__Work instructions__. Which of the lines below hold the word "condiciones"? Pull each of them out.
━━━━━ Available records
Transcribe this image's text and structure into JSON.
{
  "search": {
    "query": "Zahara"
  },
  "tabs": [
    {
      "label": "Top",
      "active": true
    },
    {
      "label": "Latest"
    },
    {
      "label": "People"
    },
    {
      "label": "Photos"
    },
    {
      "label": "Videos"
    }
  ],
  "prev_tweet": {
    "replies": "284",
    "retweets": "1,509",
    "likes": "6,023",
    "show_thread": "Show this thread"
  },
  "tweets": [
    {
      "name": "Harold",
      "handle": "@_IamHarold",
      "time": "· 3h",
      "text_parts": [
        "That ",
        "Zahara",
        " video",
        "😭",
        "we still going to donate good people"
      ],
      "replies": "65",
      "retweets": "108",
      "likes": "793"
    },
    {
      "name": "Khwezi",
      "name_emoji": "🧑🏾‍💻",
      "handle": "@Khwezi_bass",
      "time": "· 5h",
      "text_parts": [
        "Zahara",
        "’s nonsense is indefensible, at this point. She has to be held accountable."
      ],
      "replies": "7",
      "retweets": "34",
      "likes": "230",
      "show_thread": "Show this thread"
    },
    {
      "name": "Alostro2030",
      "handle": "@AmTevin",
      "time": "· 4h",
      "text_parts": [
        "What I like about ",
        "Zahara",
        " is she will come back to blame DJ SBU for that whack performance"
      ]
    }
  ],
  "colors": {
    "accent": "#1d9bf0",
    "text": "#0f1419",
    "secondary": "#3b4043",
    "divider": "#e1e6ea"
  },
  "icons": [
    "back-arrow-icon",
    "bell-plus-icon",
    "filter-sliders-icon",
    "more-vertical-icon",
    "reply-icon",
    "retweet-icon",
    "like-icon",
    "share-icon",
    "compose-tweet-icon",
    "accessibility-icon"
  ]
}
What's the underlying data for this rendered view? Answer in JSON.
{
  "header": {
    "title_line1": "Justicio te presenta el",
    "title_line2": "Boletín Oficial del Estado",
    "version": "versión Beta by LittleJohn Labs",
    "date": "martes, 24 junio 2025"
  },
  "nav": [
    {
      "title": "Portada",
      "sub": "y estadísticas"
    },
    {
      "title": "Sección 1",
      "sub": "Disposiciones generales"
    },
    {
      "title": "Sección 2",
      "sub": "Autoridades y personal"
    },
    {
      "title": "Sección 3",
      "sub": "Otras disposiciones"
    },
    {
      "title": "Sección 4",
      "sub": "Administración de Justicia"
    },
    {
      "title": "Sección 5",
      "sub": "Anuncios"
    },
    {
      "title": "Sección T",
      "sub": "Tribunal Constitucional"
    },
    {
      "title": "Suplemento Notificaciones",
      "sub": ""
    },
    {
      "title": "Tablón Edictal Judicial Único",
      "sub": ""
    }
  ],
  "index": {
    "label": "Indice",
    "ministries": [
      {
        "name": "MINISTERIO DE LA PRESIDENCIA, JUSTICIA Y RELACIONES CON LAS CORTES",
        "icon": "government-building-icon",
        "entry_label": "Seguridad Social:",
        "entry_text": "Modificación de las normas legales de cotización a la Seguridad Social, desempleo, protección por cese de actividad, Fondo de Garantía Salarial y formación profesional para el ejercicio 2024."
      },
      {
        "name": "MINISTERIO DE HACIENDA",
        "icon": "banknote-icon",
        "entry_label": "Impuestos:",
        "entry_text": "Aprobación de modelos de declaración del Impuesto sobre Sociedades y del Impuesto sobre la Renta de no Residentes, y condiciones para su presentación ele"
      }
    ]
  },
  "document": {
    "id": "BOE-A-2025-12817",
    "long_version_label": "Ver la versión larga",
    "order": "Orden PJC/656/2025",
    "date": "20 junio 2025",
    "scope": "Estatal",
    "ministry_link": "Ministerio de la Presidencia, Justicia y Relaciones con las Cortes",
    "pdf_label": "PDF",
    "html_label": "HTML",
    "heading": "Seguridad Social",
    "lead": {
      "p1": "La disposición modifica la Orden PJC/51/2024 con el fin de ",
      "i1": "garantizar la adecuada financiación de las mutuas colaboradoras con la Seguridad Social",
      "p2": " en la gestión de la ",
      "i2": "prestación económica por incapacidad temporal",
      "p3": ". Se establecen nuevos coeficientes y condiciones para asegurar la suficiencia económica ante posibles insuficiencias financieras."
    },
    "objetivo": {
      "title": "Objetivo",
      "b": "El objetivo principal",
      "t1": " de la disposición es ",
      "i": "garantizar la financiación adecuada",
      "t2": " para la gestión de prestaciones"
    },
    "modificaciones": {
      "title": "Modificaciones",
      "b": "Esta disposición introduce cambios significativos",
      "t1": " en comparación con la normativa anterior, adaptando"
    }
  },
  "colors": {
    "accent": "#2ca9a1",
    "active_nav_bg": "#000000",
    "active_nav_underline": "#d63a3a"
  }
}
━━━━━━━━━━
__Written solution__.
        "entry_text": "Aprobación de modelos de declaración del Impuesto sobre Sociedades y del Impuesto sobre la Renta de no Residentes, y condiciones para su presentación ele"
      "p3": ". Se establecen nuevos coeficientes y condiciones para asegurar la suficiencia económica ante posibles insuficiencias financieras."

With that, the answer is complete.